BEGIN

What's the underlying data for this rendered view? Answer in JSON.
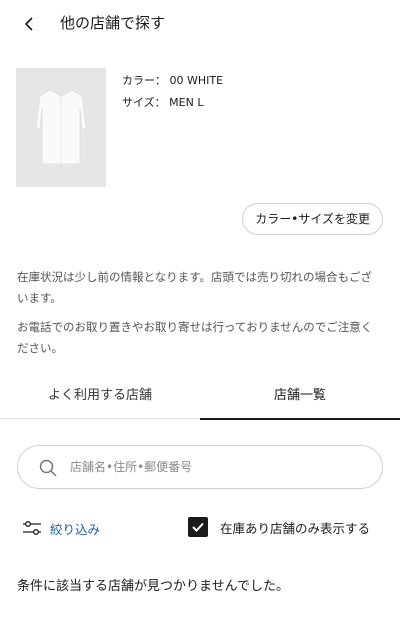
{
  "header": {
    "title": "他の店舗で探す",
    "back_icon": "chevron-left-icon"
  },
  "product": {
    "color_label": "カラー：",
    "color_value": "00 WHITE",
    "size_label": "サイズ：",
    "size_value": "MEN L",
    "change_button": "カラー•サイズを変更"
  },
  "notices": {
    "stock": "在庫状況は少し前の情報となります。店頭では売り切れの場合もございます。",
    "phone": "お電話でのお取り置きやお取り寄せは行っておりませんのでご注意ください。"
  },
  "tabs": [
    {
      "label": "よく利用する店舗",
      "active": false
    },
    {
      "label": "店舗一覧",
      "active": true
    }
  ],
  "search": {
    "placeholder": "店舗名•住所•郵便番号"
  },
  "filter": {
    "label": "絞り込み",
    "color": "#1b5fa8"
  },
  "in_stock_toggle": {
    "label": "在庫あり店舗のみ表示する",
    "checked": true
  },
  "empty_message": "条件に該当する店舗が見つかりませんでした。"
}
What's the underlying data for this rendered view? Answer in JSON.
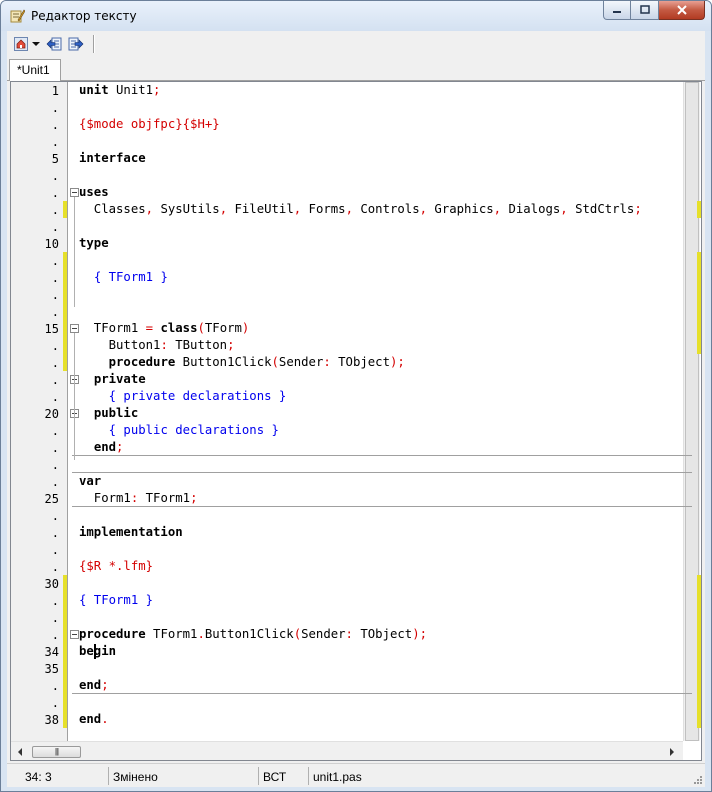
{
  "window": {
    "title": "Редактор тексту"
  },
  "toolbar": {
    "icons": [
      "home-icon",
      "dropdown-arrow-icon",
      "jump-back-icon",
      "jump-forward-icon"
    ]
  },
  "tabs": [
    {
      "label": "*Unit1"
    }
  ],
  "editor": {
    "gutter_labels": [
      "1",
      ".",
      ".",
      ".",
      "5",
      ".",
      ".",
      ".",
      ".",
      "10",
      ".",
      ".",
      ".",
      ".",
      "15",
      ".",
      ".",
      ".",
      ".",
      "20",
      ".",
      ".",
      ".",
      ".",
      "25",
      ".",
      ".",
      ".",
      ".",
      "30",
      ".",
      ".",
      ".",
      "34",
      "35",
      ".",
      ".",
      "38"
    ],
    "lines": [
      [
        {
          "t": "unit",
          "c": "kw"
        },
        {
          "t": " Unit1"
        },
        {
          "t": ";",
          "c": "sym"
        }
      ],
      [],
      [
        {
          "t": "{$mode objfpc}{$H+}",
          "c": "dir"
        }
      ],
      [],
      [
        {
          "t": "interface",
          "c": "kw"
        }
      ],
      [],
      [
        {
          "t": "uses",
          "c": "kw"
        }
      ],
      [
        {
          "t": "  Classes"
        },
        {
          "t": ",",
          "c": "sym"
        },
        {
          "t": " SysUtils"
        },
        {
          "t": ",",
          "c": "sym"
        },
        {
          "t": " FileUtil"
        },
        {
          "t": ",",
          "c": "sym"
        },
        {
          "t": " Forms"
        },
        {
          "t": ",",
          "c": "sym"
        },
        {
          "t": " Controls"
        },
        {
          "t": ",",
          "c": "sym"
        },
        {
          "t": " Graphics"
        },
        {
          "t": ",",
          "c": "sym"
        },
        {
          "t": " Dialogs"
        },
        {
          "t": ",",
          "c": "sym"
        },
        {
          "t": " StdCtrls"
        },
        {
          "t": ";",
          "c": "sym"
        }
      ],
      [],
      [
        {
          "t": "type",
          "c": "kw"
        }
      ],
      [],
      [
        {
          "t": "  "
        },
        {
          "t": "{ TForm1 }",
          "c": "com"
        }
      ],
      [],
      [],
      [
        {
          "t": "  TForm1 "
        },
        {
          "t": "=",
          "c": "sym"
        },
        {
          "t": " "
        },
        {
          "t": "class",
          "c": "kw"
        },
        {
          "t": "(",
          "c": "sym"
        },
        {
          "t": "TForm"
        },
        {
          "t": ")",
          "c": "sym"
        }
      ],
      [
        {
          "t": "    Button1"
        },
        {
          "t": ":",
          "c": "sym"
        },
        {
          "t": " TButton"
        },
        {
          "t": ";",
          "c": "sym"
        }
      ],
      [
        {
          "t": "    "
        },
        {
          "t": "procedure",
          "c": "kw"
        },
        {
          "t": " Button1Click"
        },
        {
          "t": "(",
          "c": "sym"
        },
        {
          "t": "Sender"
        },
        {
          "t": ":",
          "c": "sym"
        },
        {
          "t": " TObject"
        },
        {
          "t": ");",
          "c": "sym"
        }
      ],
      [
        {
          "t": "  "
        },
        {
          "t": "private",
          "c": "kw"
        }
      ],
      [
        {
          "t": "    "
        },
        {
          "t": "{ private declarations }",
          "c": "com"
        }
      ],
      [
        {
          "t": "  "
        },
        {
          "t": "public",
          "c": "kw"
        }
      ],
      [
        {
          "t": "    "
        },
        {
          "t": "{ public declarations }",
          "c": "com"
        }
      ],
      [
        {
          "t": "  "
        },
        {
          "t": "end",
          "c": "kw"
        },
        {
          "t": ";",
          "c": "sym"
        }
      ],
      [],
      [
        {
          "t": "var",
          "c": "kw"
        }
      ],
      [
        {
          "t": "  Form1"
        },
        {
          "t": ":",
          "c": "sym"
        },
        {
          "t": " TForm1"
        },
        {
          "t": ";",
          "c": "sym"
        }
      ],
      [],
      [
        {
          "t": "implementation",
          "c": "kw"
        }
      ],
      [],
      [
        {
          "t": "{$R *.lfm}",
          "c": "dir"
        }
      ],
      [],
      [
        {
          "t": "{ TForm1 }",
          "c": "com"
        }
      ],
      [],
      [
        {
          "t": "procedure",
          "c": "kw"
        },
        {
          "t": " TForm1"
        },
        {
          "t": ".",
          "c": "sym"
        },
        {
          "t": "Button1Click"
        },
        {
          "t": "(",
          "c": "sym"
        },
        {
          "t": "Sender"
        },
        {
          "t": ":",
          "c": "sym"
        },
        {
          "t": " TObject"
        },
        {
          "t": ");",
          "c": "sym"
        }
      ],
      [
        {
          "t": "begin",
          "c": "kw"
        }
      ],
      [],
      [
        {
          "t": "end",
          "c": "kw"
        },
        {
          "t": ";",
          "c": "sym"
        }
      ],
      [],
      [
        {
          "t": "end",
          "c": "kw"
        },
        {
          "t": ".",
          "c": "sym"
        }
      ]
    ]
  },
  "colors": {
    "keyword": "#000000",
    "directive": "#d40000",
    "comment": "#0000ee",
    "symbol": "#d40000",
    "changed_line_marker": "#e6e02a"
  },
  "statusbar": {
    "position": "34:  3",
    "state": "Змінено",
    "mode": "ВСТ",
    "file": "unit1.pas"
  }
}
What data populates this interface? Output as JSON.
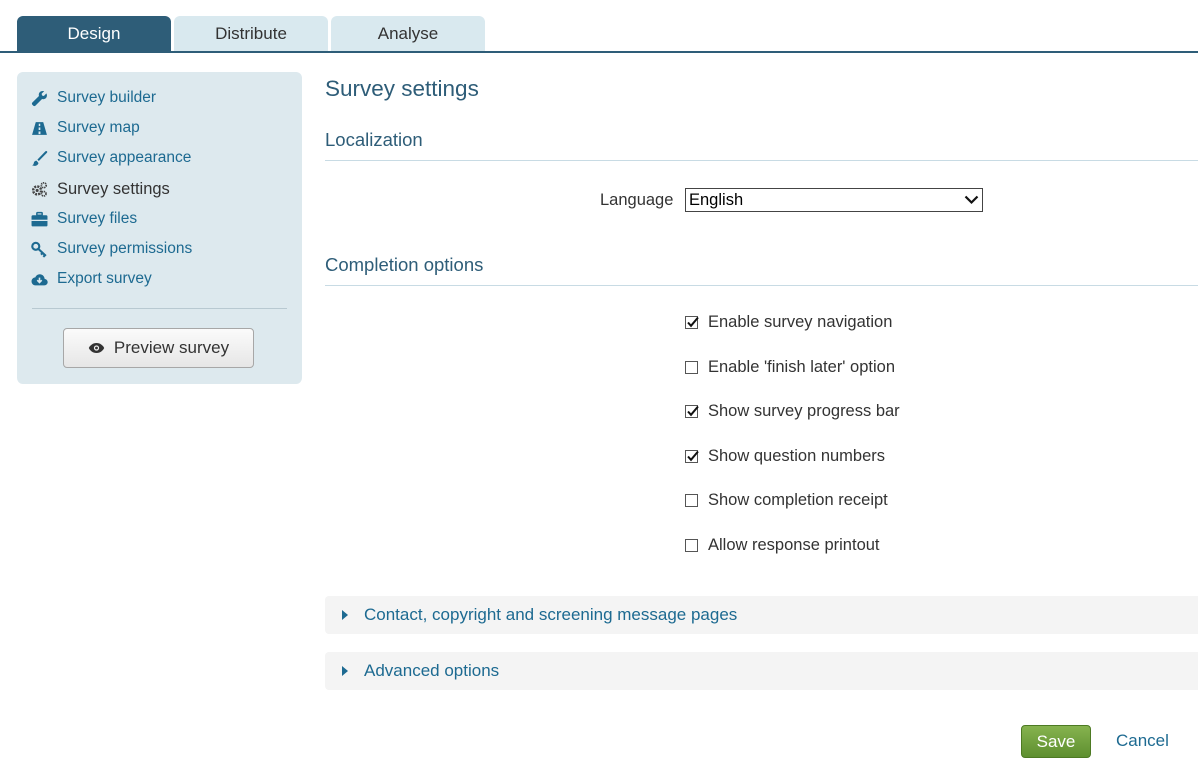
{
  "tabs": [
    {
      "label": "Design",
      "active": true
    },
    {
      "label": "Distribute",
      "active": false
    },
    {
      "label": "Analyse",
      "active": false
    }
  ],
  "sidebar": {
    "items": [
      {
        "label": "Survey builder",
        "icon": "wrench-icon"
      },
      {
        "label": "Survey map",
        "icon": "road-icon"
      },
      {
        "label": "Survey appearance",
        "icon": "brush-icon"
      },
      {
        "label": "Survey settings",
        "icon": "gears-icon",
        "current": true
      },
      {
        "label": "Survey files",
        "icon": "briefcase-icon"
      },
      {
        "label": "Survey permissions",
        "icon": "key-icon"
      },
      {
        "label": "Export survey",
        "icon": "cloud-download-icon"
      }
    ],
    "preview_label": "Preview survey",
    "preview_icon": "eye-icon"
  },
  "main": {
    "title": "Survey settings",
    "localization": {
      "heading": "Localization",
      "language_label": "Language",
      "language_value": "English"
    },
    "completion": {
      "heading": "Completion options",
      "options": [
        {
          "label": "Enable survey navigation",
          "checked": true
        },
        {
          "label": "Enable 'finish later' option",
          "checked": false
        },
        {
          "label": "Show survey progress bar",
          "checked": true
        },
        {
          "label": "Show question numbers",
          "checked": true
        },
        {
          "label": "Show completion receipt",
          "checked": false
        },
        {
          "label": "Allow response printout",
          "checked": false
        }
      ]
    },
    "accordions": [
      {
        "label": "Contact, copyright and screening message pages"
      },
      {
        "label": "Advanced options"
      }
    ],
    "save_label": "Save",
    "cancel_label": "Cancel"
  },
  "colors": {
    "accent": "#2e5d78",
    "link": "#1d6a91",
    "sidebar_bg": "#dde9ee",
    "save_green": "#6b9b3a"
  }
}
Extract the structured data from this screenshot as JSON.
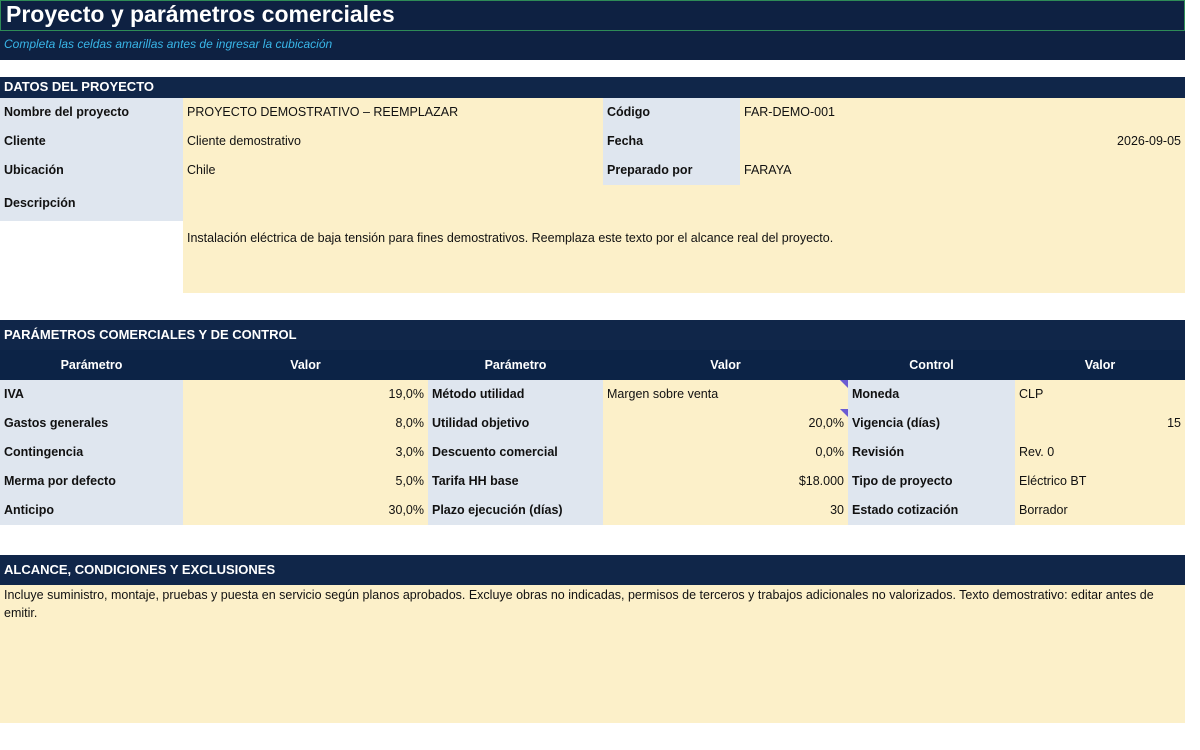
{
  "sheet": {
    "title": "Proyecto y parámetros comerciales",
    "subtitle": "Completa las celdas amarillas antes de ingresar la cubicación"
  },
  "project": {
    "header": "DATOS DEL PROYECTO",
    "name_label": "Nombre del proyecto",
    "name_value": "PROYECTO DEMOSTRATIVO – REEMPLAZAR",
    "code_label": "Código",
    "code_value": "FAR-DEMO-001",
    "client_label": "Cliente",
    "client_value": "Cliente demostrativo",
    "date_label": "Fecha",
    "date_value": "2026-09-05",
    "location_label": "Ubicación",
    "location_value": "Chile",
    "prepared_label": "Preparado por",
    "prepared_value": "FARAYA",
    "description_label": "Descripción",
    "description_value": "Instalación eléctrica de baja tensión para fines demostrativos. Reemplaza este texto por el alcance real del proyecto."
  },
  "commercial": {
    "header": "PARÁMETROS COMERCIALES Y DE CONTROL",
    "columns": [
      "Parámetro",
      "Valor",
      "Parámetro",
      "Valor",
      "Control",
      "Valor"
    ],
    "rows": [
      {
        "p1": "IVA",
        "v1": "19,0%",
        "p2": "Método utilidad",
        "v2": "Margen sobre venta",
        "c": "Moneda",
        "cv": "CLP"
      },
      {
        "p1": "Gastos generales",
        "v1": "8,0%",
        "p2": "Utilidad objetivo",
        "v2": "20,0%",
        "c": "Vigencia (días)",
        "cv": "15"
      },
      {
        "p1": "Contingencia",
        "v1": "3,0%",
        "p2": "Descuento comercial",
        "v2": "0,0%",
        "c": "Revisión",
        "cv": "Rev. 0"
      },
      {
        "p1": "Merma por defecto",
        "v1": "5,0%",
        "p2": "Tarifa HH base",
        "v2": "$18.000",
        "c": "Tipo de proyecto",
        "cv": "Eléctrico BT"
      },
      {
        "p1": "Anticipo",
        "v1": "30,0%",
        "p2": "Plazo ejecución (días)",
        "v2": "30",
        "c": "Estado cotización",
        "cv": "Borrador"
      }
    ]
  },
  "scope": {
    "header": "ALCANCE, CONDICIONES Y EXCLUSIONES",
    "text": "Incluye suministro, montaje, pruebas y puesta en servicio según planos aprobados. Excluye obras no indicadas, permisos de terceros y trabajos adicionales no valorizados. Texto demostrativo: editar antes de emitir."
  },
  "colors": {
    "header_navy": "#102649",
    "label_fill": "#dfe6ef",
    "input_fill": "#fcf0c9",
    "subtitle_text": "#39b6e8",
    "comment_marker": "#6a5bd3"
  }
}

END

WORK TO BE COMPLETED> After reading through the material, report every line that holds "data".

EXERCISE OUTPUT>
What's the underlying data for this rendered view? Answer in JSON.
What's the underlying data for this rendered view? Answer in JSON.
What data populates this interface? Output as JSON.
Extract the structured data from this screenshot as JSON.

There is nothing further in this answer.